(Beginning of Dataset records)

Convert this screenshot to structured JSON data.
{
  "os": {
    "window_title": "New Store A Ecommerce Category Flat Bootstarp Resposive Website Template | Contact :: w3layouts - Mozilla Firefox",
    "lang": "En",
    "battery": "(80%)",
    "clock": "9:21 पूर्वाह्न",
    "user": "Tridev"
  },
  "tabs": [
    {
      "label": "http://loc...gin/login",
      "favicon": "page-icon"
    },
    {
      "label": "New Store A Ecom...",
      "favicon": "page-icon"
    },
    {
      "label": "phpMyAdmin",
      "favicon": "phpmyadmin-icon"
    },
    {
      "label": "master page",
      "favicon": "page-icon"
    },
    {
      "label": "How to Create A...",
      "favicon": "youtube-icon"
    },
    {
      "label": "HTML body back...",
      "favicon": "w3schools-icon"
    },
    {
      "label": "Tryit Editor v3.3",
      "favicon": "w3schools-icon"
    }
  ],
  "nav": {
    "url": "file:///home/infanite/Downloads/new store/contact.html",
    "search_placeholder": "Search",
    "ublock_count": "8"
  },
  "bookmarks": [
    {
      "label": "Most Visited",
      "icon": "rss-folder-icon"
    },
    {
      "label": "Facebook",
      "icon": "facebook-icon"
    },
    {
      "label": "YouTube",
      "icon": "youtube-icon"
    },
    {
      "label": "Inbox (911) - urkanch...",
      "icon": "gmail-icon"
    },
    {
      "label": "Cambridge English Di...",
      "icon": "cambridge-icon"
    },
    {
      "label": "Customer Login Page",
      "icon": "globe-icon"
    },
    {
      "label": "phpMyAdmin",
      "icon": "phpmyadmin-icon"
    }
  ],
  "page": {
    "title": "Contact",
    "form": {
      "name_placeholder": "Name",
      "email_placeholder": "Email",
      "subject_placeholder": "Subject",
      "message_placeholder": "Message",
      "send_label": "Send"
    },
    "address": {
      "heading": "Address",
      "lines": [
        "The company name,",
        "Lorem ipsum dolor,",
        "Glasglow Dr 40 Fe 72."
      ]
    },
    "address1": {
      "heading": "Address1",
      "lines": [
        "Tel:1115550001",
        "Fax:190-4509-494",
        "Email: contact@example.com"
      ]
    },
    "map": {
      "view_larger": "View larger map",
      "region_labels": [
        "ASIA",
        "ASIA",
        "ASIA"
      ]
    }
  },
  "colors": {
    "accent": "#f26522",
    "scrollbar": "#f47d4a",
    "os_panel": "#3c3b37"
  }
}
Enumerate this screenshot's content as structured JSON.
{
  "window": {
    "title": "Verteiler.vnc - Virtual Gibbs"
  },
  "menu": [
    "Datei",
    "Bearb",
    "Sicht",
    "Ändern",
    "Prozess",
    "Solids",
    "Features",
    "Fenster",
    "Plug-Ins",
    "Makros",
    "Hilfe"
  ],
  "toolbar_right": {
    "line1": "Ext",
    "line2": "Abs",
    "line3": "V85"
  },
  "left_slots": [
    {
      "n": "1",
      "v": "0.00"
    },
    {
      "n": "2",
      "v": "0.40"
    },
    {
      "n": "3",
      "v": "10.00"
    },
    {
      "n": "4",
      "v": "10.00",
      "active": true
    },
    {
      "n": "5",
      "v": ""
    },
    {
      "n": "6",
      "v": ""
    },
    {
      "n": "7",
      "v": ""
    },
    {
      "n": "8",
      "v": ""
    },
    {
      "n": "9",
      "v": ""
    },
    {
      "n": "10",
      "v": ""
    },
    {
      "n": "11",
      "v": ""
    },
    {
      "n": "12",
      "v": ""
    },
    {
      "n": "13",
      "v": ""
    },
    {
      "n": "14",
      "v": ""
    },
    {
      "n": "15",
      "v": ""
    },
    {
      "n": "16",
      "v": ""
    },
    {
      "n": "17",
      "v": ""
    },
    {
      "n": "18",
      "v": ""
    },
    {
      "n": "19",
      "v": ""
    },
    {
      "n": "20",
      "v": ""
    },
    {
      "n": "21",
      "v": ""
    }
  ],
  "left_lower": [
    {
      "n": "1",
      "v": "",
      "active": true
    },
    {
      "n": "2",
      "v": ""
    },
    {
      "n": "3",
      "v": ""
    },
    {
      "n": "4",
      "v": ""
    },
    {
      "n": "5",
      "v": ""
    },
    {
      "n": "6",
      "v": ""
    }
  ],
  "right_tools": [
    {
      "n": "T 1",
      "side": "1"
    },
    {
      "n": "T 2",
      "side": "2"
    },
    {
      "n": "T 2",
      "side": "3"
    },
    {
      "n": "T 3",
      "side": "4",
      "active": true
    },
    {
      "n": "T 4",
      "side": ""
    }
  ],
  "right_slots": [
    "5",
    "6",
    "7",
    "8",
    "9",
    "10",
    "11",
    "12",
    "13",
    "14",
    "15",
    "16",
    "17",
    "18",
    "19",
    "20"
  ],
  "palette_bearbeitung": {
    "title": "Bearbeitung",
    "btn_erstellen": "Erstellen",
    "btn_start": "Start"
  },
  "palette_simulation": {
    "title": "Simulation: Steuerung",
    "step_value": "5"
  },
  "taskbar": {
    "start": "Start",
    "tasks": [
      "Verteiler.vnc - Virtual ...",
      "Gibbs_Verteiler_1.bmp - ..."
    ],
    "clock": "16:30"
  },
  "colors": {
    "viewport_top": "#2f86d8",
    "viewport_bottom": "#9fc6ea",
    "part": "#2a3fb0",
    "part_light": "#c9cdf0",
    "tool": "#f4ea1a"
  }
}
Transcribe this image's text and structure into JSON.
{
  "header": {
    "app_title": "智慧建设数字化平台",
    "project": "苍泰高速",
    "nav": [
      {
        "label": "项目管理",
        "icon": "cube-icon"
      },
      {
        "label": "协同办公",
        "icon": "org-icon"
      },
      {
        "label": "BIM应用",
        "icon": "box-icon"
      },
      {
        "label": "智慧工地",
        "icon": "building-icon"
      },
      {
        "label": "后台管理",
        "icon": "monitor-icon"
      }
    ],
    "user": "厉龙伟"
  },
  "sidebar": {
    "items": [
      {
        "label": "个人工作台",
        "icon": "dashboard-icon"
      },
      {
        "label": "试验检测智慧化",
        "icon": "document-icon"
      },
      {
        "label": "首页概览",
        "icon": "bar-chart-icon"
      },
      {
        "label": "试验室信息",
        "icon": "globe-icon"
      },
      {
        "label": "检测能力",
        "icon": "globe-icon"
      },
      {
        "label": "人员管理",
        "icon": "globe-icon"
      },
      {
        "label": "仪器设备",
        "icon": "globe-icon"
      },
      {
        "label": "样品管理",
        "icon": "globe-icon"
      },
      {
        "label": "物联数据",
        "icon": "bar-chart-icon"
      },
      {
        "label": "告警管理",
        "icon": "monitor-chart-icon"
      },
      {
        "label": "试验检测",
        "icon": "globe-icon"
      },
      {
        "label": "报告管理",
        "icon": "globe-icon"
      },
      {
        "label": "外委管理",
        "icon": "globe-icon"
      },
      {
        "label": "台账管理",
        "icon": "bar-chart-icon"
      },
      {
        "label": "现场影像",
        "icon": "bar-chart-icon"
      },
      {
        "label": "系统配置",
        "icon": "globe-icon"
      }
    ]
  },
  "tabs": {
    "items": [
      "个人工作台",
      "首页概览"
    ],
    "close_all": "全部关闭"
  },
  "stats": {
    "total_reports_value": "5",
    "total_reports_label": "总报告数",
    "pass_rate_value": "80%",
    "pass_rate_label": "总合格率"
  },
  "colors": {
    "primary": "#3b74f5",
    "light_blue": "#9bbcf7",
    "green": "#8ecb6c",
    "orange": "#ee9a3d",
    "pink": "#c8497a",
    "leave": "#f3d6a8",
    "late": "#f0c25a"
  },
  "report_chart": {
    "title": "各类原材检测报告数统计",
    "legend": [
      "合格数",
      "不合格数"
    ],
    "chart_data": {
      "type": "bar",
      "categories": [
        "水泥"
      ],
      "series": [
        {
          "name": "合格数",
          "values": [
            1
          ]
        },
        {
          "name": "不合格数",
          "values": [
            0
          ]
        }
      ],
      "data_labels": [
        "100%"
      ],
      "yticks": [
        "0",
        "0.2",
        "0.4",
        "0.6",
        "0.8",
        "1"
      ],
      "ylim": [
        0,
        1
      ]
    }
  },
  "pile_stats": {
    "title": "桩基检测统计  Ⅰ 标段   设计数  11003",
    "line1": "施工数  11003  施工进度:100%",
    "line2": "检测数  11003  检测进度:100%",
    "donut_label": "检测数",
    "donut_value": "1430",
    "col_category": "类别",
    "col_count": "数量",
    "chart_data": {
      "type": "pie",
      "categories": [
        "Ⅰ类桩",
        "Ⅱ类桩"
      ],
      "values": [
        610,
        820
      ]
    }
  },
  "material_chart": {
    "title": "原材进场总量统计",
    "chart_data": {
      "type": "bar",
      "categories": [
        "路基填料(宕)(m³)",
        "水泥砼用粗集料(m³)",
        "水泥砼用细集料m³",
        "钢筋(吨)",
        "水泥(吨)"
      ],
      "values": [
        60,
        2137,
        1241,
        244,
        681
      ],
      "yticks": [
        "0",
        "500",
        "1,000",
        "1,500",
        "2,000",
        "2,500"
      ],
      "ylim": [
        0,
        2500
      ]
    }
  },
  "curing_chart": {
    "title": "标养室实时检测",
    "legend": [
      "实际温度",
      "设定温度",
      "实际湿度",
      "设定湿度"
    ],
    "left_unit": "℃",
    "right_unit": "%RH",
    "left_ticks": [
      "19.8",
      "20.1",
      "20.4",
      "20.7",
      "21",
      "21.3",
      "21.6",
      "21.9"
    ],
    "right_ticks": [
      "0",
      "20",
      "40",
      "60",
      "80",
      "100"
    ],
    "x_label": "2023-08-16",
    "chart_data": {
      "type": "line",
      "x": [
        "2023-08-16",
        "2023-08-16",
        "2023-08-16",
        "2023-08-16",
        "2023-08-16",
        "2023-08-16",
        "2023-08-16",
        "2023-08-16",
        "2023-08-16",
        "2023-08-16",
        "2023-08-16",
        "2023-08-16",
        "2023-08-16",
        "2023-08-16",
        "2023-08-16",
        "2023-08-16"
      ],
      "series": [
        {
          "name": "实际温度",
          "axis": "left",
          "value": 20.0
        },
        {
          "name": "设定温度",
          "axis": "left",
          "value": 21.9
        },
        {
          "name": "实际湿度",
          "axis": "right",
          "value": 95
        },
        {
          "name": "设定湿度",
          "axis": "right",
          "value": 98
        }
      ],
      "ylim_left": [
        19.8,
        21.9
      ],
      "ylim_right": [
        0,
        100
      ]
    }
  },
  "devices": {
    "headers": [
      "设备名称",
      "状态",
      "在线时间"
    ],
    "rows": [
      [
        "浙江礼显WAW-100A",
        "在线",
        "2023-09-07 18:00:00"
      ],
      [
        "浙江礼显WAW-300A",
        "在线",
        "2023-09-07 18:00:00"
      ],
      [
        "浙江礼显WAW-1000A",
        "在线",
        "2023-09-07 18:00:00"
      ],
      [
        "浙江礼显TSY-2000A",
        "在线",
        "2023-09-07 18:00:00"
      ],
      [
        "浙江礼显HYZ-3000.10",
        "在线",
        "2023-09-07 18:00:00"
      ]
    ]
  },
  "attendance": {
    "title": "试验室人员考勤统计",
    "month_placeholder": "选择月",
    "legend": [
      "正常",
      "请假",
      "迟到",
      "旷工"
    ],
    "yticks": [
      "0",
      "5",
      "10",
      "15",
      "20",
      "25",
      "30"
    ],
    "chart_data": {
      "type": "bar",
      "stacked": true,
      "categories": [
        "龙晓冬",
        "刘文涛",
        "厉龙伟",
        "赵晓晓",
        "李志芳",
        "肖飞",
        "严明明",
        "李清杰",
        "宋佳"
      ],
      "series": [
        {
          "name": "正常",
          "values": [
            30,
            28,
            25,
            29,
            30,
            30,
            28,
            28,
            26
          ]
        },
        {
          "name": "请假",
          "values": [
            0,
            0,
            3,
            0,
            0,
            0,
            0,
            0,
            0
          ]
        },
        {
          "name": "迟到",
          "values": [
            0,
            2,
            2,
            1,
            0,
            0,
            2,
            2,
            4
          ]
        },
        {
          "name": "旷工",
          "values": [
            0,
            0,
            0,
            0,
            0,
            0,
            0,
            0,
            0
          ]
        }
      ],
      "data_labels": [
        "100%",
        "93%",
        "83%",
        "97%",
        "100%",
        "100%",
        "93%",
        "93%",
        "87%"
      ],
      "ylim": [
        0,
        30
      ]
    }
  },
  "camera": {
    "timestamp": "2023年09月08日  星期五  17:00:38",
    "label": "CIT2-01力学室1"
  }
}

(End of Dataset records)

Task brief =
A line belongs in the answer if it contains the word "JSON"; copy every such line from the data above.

Solution =
Convert this screenshot to structured JSON data.
Enumerate this screenshot's content as structured JSON.
Transcribe this image's text and structure into JSON.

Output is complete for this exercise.